What can I do to fuel my fire?


Elder Christofferson illustrated the theme of focus in a conference talk 4
4. D. Todd Christofferson, “As Many as I Love, I Rebuke and Chasten,” Ensign, May 2011, 97.
in 2011. In this story , Elder Hugh B. Brown sees that his current bush is overgrown and not bearing any fruit. Elder Brown proceeds to cut down the bush, and thought he saw the currant bush cry and heard it say, “How could you do this to me? I was making such wonderful growth and now you’ve cut me down. Every plant of the garden will look down on me. How could you do this to me? I thought you were the gardener here.”
BYU-Pathway and BYU-Idaho Online Advising Manager Steve Thomas

Elder Brown answered, “Look, little currant bush, I am the gardener here, and I know what I want you to be. I don’t intend for you to be a fruit tree or a shade tree, I want you to be a currant bush. And someday, little currant bush, when you’re laden with fruit, you’re going to say, ‘Thank you, Mister gardener, for loving me enough to cut me down.’”

Likening ourselves to this currant bush, we are often cut down when we think we are finally making some progress. This can be a frustrating and often intimidating time in our lives. But as you come across these times when you are cut down, remember that God is your gardener. He knows what you are meant to become, and He knows how to get you there.

As you keep this eternal focus, you will be blessed for having the humility to be cut down and grow into God’s potential for you.

What can I do to keep my focus on my path and potential?

An Invitation

BYU-Pathway Area Manager Mike Cordon

As you work to become a faithful follower of Christ, continue to ask yourself these questions: What can I do to increase faith in myself and in God? What can I do to fuel my fire? And what can I do to keep my focus on my path and potential?

These three themes, if identified and faithfully lived, can be a key to becoming the disciple and student you wish to become, and you can then come to discover your path.

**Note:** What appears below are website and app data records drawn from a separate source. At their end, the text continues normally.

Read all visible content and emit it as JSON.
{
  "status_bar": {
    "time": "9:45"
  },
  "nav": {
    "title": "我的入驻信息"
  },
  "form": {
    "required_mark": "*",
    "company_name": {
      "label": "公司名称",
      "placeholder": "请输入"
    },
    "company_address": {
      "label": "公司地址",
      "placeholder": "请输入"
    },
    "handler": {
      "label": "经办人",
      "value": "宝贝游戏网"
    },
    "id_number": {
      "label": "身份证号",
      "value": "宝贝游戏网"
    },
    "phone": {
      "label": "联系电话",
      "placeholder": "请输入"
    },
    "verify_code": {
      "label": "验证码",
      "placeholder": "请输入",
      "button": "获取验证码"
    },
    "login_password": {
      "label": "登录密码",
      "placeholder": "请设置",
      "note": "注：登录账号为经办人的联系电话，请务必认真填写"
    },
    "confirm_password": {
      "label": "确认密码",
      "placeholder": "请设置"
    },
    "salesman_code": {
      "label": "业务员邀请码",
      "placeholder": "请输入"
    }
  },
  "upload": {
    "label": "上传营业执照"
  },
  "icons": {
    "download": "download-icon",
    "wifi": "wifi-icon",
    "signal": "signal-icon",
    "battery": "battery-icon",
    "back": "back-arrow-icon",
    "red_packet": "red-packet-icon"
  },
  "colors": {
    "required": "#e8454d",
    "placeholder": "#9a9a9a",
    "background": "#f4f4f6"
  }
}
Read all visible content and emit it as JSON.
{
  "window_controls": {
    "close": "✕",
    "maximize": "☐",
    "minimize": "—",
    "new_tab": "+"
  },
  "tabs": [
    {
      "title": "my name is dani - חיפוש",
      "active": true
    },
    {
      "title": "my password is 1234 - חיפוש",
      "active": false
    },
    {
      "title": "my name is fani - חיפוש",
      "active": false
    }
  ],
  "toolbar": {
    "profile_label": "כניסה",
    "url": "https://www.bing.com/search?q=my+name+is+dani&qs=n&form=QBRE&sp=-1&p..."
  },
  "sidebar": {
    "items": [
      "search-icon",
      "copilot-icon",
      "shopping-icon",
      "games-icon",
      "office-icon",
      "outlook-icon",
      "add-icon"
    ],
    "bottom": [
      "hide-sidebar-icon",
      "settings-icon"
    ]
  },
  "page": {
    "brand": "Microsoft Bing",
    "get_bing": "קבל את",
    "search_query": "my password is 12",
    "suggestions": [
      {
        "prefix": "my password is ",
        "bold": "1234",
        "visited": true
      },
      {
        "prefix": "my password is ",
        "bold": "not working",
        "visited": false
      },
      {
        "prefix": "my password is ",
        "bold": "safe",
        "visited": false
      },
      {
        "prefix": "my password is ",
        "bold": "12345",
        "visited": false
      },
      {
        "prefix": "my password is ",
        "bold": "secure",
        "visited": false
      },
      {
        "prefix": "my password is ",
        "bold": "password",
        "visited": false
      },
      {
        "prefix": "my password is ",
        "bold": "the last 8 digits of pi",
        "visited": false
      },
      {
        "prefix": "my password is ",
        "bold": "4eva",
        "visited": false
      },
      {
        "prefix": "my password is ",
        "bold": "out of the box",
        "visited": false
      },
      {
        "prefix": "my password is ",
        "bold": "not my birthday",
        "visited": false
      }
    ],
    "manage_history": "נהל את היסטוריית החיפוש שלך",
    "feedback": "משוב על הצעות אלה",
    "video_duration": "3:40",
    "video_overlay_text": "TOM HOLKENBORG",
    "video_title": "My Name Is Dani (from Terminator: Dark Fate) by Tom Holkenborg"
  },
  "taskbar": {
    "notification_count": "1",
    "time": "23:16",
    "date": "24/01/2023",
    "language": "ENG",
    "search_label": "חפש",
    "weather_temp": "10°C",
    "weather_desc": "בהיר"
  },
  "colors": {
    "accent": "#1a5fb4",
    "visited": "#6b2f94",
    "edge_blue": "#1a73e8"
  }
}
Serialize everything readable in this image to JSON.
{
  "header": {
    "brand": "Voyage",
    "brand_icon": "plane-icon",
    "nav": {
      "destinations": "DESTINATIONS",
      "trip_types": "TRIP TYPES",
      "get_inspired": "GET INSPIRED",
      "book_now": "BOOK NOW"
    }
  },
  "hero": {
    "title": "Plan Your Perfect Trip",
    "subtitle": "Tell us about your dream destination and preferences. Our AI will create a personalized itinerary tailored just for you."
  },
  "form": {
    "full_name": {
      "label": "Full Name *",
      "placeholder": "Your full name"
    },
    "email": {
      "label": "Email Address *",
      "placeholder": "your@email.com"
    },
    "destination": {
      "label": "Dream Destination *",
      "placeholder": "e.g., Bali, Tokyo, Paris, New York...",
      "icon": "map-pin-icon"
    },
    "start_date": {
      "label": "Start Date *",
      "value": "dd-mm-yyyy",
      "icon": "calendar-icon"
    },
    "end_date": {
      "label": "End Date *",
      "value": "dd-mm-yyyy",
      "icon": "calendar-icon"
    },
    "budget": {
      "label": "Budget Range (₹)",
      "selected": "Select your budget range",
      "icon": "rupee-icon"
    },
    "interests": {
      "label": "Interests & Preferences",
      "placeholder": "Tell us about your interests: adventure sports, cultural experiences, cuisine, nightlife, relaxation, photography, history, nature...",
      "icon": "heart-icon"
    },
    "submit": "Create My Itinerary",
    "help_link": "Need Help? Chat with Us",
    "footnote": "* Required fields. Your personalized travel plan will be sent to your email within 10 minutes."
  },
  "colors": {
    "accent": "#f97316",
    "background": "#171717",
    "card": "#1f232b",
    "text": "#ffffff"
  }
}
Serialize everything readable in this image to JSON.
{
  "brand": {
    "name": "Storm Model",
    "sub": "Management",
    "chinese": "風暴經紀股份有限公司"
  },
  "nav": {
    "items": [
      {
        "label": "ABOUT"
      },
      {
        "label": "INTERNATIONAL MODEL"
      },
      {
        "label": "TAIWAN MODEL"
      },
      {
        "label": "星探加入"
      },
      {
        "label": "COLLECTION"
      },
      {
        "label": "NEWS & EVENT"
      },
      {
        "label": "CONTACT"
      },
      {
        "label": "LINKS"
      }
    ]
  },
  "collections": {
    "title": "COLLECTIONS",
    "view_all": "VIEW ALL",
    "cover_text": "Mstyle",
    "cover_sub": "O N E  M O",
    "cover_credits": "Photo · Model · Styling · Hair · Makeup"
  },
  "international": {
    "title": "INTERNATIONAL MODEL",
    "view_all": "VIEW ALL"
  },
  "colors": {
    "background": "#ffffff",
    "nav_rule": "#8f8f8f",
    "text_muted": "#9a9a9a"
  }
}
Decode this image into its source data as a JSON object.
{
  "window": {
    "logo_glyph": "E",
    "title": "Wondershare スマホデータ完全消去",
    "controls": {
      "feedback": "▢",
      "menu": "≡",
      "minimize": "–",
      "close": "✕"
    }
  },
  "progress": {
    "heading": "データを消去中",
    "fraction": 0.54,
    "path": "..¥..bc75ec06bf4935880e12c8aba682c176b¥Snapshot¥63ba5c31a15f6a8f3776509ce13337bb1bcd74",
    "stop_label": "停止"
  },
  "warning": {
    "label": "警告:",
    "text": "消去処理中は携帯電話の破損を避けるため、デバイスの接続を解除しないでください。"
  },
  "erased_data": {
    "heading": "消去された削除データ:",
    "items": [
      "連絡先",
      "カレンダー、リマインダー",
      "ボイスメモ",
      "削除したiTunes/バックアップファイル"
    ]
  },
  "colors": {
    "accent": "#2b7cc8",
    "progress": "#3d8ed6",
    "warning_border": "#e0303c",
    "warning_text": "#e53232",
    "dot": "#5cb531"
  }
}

BYU-Pathway Area Manager Mike Cordon and BYU-Pathway Online Advising Manager Steve Thomas presented this topic at the BYU-Pathway Missionary Conference at the BYU-Idaho campus in 2016.